When you retype the data, keep every word exactly and include none of the pictures.
Top of Data under study
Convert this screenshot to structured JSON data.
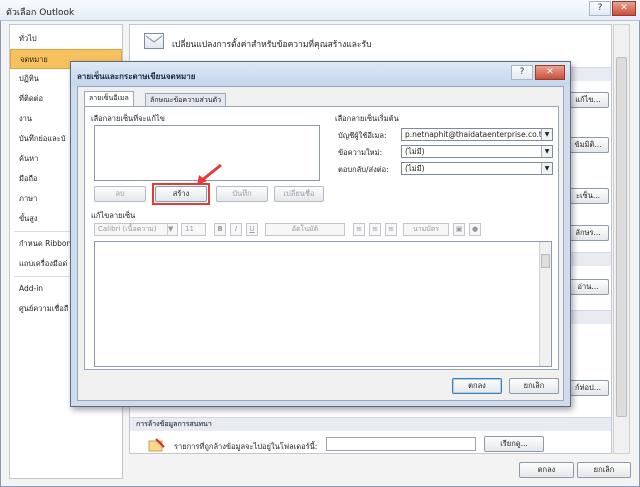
{
  "window": {
    "title": "ตัวเลือก Outlook",
    "help": "?",
    "close": "✕"
  },
  "sidebar": {
    "items": [
      {
        "label": "ทั่วไป"
      },
      {
        "label": "จดหมาย"
      },
      {
        "label": "ปฏิทิน"
      },
      {
        "label": "ที่ติดต่อ"
      },
      {
        "label": "งาน"
      },
      {
        "label": "บันทึกย่อและบั"
      },
      {
        "label": "ค้นหา"
      },
      {
        "label": "มือถือ"
      },
      {
        "label": "ภาษา"
      },
      {
        "label": "ขั้นสูง"
      },
      {
        "label": "กำหนด Ribbon"
      },
      {
        "label": "แถบเครื่องมือด่"
      },
      {
        "label": "Add-in"
      },
      {
        "label": "ศูนย์ความเชื่อถื"
      }
    ]
  },
  "main": {
    "header": "เปลี่ยนแปลงการตั้งค่าสำหรับข้อความที่คุณสร้างและรับ",
    "right_buttons": [
      "แก้ไข...",
      "ข้มมิติ...",
      "ะเซ็น...",
      "ลักษร...",
      "อ่าน...",
      "ก์ท่อป..."
    ],
    "section_cleanup": "การล้างข้อมูลการสนทนา",
    "cleanup_text": "รายการที่ถูกล้างข้อมูลจะไปอยู่ในโฟลเดอร์นี้:",
    "browse": "เรียกดู...",
    "ok": "ตกลง",
    "cancel": "ยกเลิก"
  },
  "dialog": {
    "title": "ลายเซ็นและกระดาษเขียนจดหมาย",
    "help": "?",
    "close": "✕",
    "tabs": [
      "ลายเซ็นอีเมล",
      "ลักษณะข้อความส่วนตัว"
    ],
    "select_label": "เลือกลายเซ็นที่จะแก้ไข",
    "default_label": "เลือกลายเซ็นเริ่มต้น",
    "account_label": "บัญชีผู้ใช้อีเมล:",
    "account_value": "p.netnaphit@thaidataenterprise.co.th",
    "new_msg_label": "ข้อความใหม่:",
    "new_msg_value": "(ไม่มี)",
    "reply_label": "ตอบกลับ/ส่งต่อ:",
    "reply_value": "(ไม่มี)",
    "buttons": {
      "delete": "ลบ",
      "new": "สร้าง",
      "save": "บันทึก",
      "rename": "เปลี่ยนชื่อ"
    },
    "edit_label": "แก้ไขลายเซ็น",
    "font": "Calibri (เนื้อความ)",
    "size": "11",
    "auto": "อัตโนมัติ",
    "business_card": "นามบัตร",
    "ok": "ตกลง",
    "cancel": "ยกเลิก"
  }
}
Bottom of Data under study
* Answer space
Convert this screenshot to structured JSON data.
{
  "window": {
    "title": "ตัวเลือก Outlook",
    "help": "?",
    "close": "✕"
  },
  "sidebar": {
    "items": [
      {
        "label": "ทั่วไป"
      },
      {
        "label": "จดหมาย"
      },
      {
        "label": "ปฏิทิน"
      },
      {
        "label": "ที่ติดต่อ"
      },
      {
        "label": "งาน"
      },
      {
        "label": "บันทึกย่อและบั"
      },
      {
        "label": "ค้นหา"
      },
      {
        "label": "มือถือ"
      },
      {
        "label": "ภาษา"
      },
      {
        "label": "ขั้นสูง"
      },
      {
        "label": "กำหนด Ribbon"
      },
      {
        "label": "แถบเครื่องมือด่"
      },
      {
        "label": "Add-in"
      },
      {
        "label": "ศูนย์ความเชื่อถื"
      }
    ]
  },
  "main": {
    "header": "เปลี่ยนแปลงการตั้งค่าสำหรับข้อความที่คุณสร้างและรับ",
    "right_buttons": [
      "แก้ไข...",
      "ข้มมิติ...",
      "ะเซ็น...",
      "ลักษร...",
      "อ่าน...",
      "ก์ท่อป..."
    ],
    "section_cleanup": "การล้างข้อมูลการสนทนา",
    "cleanup_text": "รายการที่ถูกล้างข้อมูลจะไปอยู่ในโฟลเดอร์นี้:",
    "browse": "เรียกดู...",
    "ok": "ตกลง",
    "cancel": "ยกเลิก"
  },
  "dialog": {
    "title": "ลายเซ็นและกระดาษเขียนจดหมาย",
    "help": "?",
    "close": "✕",
    "tabs": [
      "ลายเซ็นอีเมล",
      "ลักษณะข้อความส่วนตัว"
    ],
    "select_label": "เลือกลายเซ็นที่จะแก้ไข",
    "default_label": "เลือกลายเซ็นเริ่มต้น",
    "account_label": "บัญชีผู้ใช้อีเมล:",
    "account_value": "p.netnaphit@thaidataenterprise.co.th",
    "new_msg_label": "ข้อความใหม่:",
    "new_msg_value": "(ไม่มี)",
    "reply_label": "ตอบกลับ/ส่งต่อ:",
    "reply_value": "(ไม่มี)",
    "buttons": {
      "delete": "ลบ",
      "new": "สร้าง",
      "save": "บันทึก",
      "rename": "เปลี่ยนชื่อ"
    },
    "edit_label": "แก้ไขลายเซ็น",
    "font": "Calibri (เนื้อความ)",
    "size": "11",
    "auto": "อัตโนมัติ",
    "business_card": "นามบัตร",
    "ok": "ตกลง",
    "cancel": "ยกเลิก"
  }
}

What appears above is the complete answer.